→ Data in this exercise:
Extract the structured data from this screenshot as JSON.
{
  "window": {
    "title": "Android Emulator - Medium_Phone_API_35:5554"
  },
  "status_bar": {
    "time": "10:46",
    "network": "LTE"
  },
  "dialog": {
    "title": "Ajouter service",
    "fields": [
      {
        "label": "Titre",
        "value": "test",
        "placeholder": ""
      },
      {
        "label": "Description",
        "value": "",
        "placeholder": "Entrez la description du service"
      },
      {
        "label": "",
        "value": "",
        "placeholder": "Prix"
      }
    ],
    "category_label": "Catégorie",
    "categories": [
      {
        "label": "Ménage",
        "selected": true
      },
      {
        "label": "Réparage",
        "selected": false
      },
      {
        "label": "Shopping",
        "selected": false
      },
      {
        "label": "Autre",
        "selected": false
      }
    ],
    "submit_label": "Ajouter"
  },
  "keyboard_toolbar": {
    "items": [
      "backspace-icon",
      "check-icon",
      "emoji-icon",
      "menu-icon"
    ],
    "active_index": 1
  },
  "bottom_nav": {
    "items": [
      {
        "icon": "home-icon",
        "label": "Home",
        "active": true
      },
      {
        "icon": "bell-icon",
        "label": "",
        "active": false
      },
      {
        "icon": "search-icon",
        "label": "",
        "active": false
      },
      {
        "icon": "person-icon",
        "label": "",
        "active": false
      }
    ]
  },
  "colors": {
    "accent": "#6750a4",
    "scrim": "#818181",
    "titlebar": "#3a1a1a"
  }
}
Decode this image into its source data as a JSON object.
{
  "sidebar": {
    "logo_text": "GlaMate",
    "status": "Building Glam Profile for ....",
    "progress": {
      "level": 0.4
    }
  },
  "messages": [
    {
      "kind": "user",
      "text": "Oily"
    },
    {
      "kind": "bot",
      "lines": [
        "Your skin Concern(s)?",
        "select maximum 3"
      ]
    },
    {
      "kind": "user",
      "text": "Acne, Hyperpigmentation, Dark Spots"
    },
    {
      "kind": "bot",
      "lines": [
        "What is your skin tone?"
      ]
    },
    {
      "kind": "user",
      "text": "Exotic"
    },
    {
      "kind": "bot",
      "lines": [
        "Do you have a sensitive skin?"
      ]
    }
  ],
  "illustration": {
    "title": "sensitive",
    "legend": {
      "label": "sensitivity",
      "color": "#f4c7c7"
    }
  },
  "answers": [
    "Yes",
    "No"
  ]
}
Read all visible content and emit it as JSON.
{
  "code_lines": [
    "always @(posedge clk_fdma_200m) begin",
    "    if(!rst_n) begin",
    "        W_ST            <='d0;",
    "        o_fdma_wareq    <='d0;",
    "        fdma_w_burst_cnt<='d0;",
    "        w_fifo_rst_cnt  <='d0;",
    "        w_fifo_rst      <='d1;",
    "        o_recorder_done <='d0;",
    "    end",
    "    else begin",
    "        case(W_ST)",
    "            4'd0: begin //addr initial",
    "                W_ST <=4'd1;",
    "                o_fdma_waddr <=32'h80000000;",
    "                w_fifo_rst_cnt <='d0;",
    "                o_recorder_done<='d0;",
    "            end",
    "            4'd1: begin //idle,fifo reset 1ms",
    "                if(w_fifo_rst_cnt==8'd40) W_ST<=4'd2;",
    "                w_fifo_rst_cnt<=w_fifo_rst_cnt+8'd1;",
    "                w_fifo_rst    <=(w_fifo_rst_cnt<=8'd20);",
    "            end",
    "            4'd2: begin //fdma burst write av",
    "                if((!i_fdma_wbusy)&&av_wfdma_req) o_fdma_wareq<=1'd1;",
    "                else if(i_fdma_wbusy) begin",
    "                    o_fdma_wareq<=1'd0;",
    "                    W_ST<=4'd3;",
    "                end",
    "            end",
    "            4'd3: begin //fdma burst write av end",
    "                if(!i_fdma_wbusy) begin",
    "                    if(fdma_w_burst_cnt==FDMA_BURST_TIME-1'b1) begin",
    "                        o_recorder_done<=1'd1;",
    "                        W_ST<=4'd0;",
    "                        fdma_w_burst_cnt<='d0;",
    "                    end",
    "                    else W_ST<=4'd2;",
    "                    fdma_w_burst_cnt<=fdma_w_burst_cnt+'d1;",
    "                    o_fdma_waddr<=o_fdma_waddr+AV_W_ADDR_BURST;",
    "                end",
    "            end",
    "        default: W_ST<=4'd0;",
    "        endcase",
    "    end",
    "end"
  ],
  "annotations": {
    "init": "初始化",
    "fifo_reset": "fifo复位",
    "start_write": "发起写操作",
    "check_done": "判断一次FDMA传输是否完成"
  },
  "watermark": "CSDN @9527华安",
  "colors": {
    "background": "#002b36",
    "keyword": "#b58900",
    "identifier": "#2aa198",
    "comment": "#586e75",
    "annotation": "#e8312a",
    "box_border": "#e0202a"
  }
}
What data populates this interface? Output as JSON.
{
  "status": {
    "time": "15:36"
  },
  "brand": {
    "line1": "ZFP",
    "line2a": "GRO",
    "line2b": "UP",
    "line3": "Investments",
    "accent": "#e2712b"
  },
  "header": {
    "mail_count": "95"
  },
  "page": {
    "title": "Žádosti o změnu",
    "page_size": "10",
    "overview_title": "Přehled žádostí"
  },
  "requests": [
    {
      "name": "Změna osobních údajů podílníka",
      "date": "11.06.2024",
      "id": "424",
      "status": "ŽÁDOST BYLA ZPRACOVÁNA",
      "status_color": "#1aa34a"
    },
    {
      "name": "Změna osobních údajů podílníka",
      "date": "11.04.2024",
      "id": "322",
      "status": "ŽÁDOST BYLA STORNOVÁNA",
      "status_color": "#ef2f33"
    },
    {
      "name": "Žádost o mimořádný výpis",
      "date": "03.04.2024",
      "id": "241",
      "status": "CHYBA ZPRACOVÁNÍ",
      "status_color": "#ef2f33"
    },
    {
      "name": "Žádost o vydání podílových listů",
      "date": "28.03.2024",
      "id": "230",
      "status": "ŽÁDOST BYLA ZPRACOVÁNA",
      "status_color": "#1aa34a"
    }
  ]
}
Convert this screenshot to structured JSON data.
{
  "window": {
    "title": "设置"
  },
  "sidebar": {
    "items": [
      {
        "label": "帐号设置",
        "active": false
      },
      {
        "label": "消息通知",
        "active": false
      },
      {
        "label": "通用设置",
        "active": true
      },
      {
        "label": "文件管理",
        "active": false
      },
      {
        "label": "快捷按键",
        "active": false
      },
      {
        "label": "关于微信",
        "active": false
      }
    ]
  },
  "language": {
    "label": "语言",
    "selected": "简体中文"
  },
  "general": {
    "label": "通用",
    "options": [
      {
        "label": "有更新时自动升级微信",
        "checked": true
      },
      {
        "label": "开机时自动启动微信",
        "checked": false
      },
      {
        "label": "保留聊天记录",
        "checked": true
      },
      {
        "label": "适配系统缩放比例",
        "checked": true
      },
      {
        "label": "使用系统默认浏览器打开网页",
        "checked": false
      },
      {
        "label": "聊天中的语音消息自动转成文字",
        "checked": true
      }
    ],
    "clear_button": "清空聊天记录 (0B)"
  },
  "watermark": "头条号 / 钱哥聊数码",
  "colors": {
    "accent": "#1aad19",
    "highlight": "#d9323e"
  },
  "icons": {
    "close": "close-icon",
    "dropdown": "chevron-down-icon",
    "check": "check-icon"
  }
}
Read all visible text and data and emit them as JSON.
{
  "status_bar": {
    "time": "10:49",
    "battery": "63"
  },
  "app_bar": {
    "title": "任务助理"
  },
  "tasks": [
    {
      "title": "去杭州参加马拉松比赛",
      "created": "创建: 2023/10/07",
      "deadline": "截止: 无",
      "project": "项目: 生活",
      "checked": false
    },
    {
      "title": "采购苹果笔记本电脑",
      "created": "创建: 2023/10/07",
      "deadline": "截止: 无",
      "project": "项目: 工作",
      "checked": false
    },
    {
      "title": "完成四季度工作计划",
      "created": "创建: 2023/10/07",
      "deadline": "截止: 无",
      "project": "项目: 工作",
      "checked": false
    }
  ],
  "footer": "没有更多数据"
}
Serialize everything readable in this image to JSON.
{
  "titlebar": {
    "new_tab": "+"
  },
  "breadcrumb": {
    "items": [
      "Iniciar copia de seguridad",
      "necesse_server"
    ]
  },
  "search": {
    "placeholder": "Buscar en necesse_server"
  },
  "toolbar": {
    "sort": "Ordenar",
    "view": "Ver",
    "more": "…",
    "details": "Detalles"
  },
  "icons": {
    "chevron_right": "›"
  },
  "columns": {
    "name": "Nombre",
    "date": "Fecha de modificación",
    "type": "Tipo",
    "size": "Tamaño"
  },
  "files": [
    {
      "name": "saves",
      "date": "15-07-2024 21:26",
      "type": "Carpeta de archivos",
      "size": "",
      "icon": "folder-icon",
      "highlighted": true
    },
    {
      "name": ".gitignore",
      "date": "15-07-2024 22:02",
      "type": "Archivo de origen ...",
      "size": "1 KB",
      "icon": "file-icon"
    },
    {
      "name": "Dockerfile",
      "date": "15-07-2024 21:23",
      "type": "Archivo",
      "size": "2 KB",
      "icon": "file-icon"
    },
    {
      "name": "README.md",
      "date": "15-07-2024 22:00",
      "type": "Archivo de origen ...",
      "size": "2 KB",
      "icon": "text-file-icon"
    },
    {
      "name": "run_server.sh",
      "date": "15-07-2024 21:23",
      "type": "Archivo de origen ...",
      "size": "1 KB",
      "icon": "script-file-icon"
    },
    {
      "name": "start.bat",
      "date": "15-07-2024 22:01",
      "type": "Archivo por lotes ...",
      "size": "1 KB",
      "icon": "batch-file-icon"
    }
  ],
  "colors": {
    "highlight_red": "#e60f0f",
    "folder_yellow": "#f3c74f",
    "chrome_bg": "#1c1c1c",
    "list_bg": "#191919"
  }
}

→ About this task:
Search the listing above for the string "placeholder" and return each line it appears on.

→ Response box:
        "placeholder": ""
        "placeholder": "Entrez la description du service"
        "placeholder": "Prix"
    "placeholder": "Buscar en necesse_server"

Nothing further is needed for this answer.